Just the same – you, an avid WordPress junkie (let’s say), anyone who wanted to know the places WordPress junkies hangout, you’d easily know where to point them.

Just the same – if you seek used car dealerships as your market, all you need do is find one used car dealer (ask friends, go to a shop), and ask where they hangout, how to find other used car dealers, what magazines do they get, what “used car dealer” associations are they members of, where do they all advertise (probably the local low-budget or deal saving paper, circular).

Go find one person in your market and ask that person how to find others like them.

Just like you and your interest, me and basketball, a WordPress judie, we all can easily find more like ourselves.

Go find ONE person in the market and ask.

Yes, simple, requires an attitude of just simply asking (without the hidden thoughts of having to sell them, or get them as a client, etc, just go talk).

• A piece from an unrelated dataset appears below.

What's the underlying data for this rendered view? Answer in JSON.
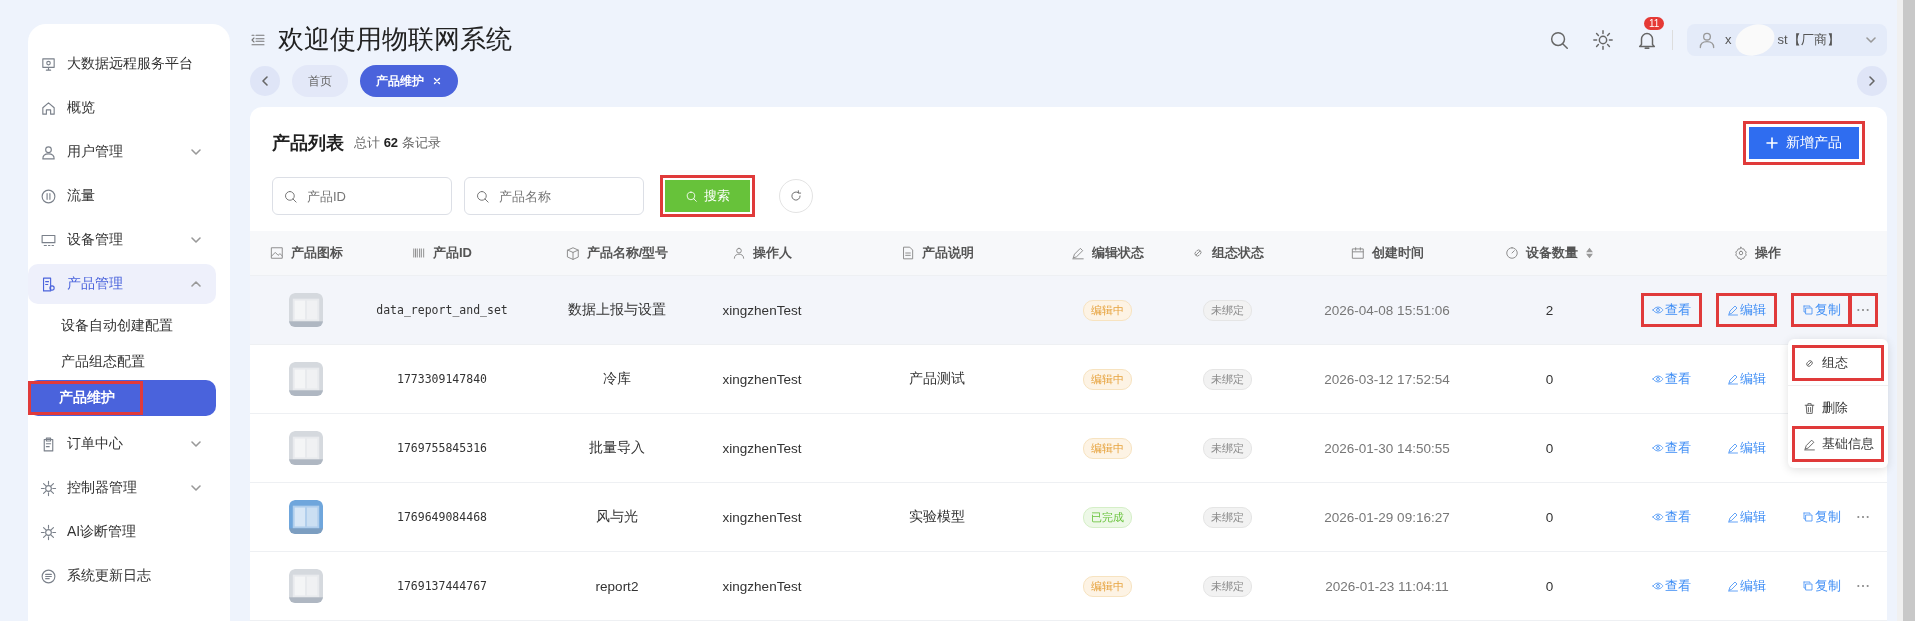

  1. George · January 12, 2014 Reply

    I like it Kenn! There may be a few typos in the article 😉 but it’s a good one. Just in past life experiences and observations I’ve found that asking around is basically one of the best methods in this regard.

    The other important thing to note is that if you ask around, and realize there’s no place where these people hang out (whether on or offline) then it’s really not a niche market worth considering because a market most likely doesn’t exist in that space.

    Here’s another question too though. Let’s take the used car lot owners. Let’s say you find them hanging out offline at local auto antique shows or online at Car & Driver Magazine’s online forum. The problem is, a lot of other car enthusiasts hang out at these same places too. The used car lot vendors most likely only make up about, say, 10% of the overall demographic of the hangout. So how do you separate the vendors from the hobby enthusiasts when you engage in dialogue, or speak to that hangout? How do you address only that 10%? It’s really the vendors that we’re after (as far as project contracts are concerned). If you don’t target them properly, it will equate to a lot of wasted time in event attending and/or article writing/commenting on your part.

    Too much marketing time/labour (i.e. inefficient marketing) = not worth the 1 or 2 projects you get out of it.

  2. Kenn · January 13, 2014 Reply

    Hey George … thanks for sharing your thoughts.

    It looks like you’re doing some FABULOUS investigatory work. That’s how this stuff is done. Nice. So nice. You’re the expert on finding these used car lot people.

    Maybe 10% is a good enough richness for you to reach your goals – which may be just to secure 1 new client a month and put them on a $400/month website “rental” fee (Maybe a $600/month more advanced site where you can list cars fee). I know a guy who does this and his clients are happy to pay that way – easier on their budgets and mode of running their business.

    After a year, 12 clients, 400 per client, is 4800/month – residual! so getting just residual income for minor tweaks here and there – you can easily outsource.

    In many places, that’s an income that will sustain basic costs of life allowing you time to go play around with other fun projects. In Thailand or many asian countries, you’re a king. Heh.

  3. George · January 13, 2014 Reply

    Lol well actually used car lot people are not my target market. I just brought them up because I figured they would be an example of a particularly tough group of vendors to target, especially online.

    Ok this is getting interesting. I like the fact that we are working with tangible examples and numbers here.

    Can you expand on what an example of a “$400/month website rental fee” would entail using our used car vendor case? Personally, I haven’t encountered many small to medium sized business owners that want to shell out 400 bucks a month, no matter what bells and whistles I promise them and no matter how good I think the value is for their ROI, but then again, perhaps I’m not pitching it right (i.e. tapping into and appealing to the vendor’s life goals as you suggest in your book.)

    How would a used car salesman get his monthly investment back and then some paying $400 / month to a web dev freelancer or studio?

Leave a Reply

Time limit is exhausted. Please reload CAPTCHA.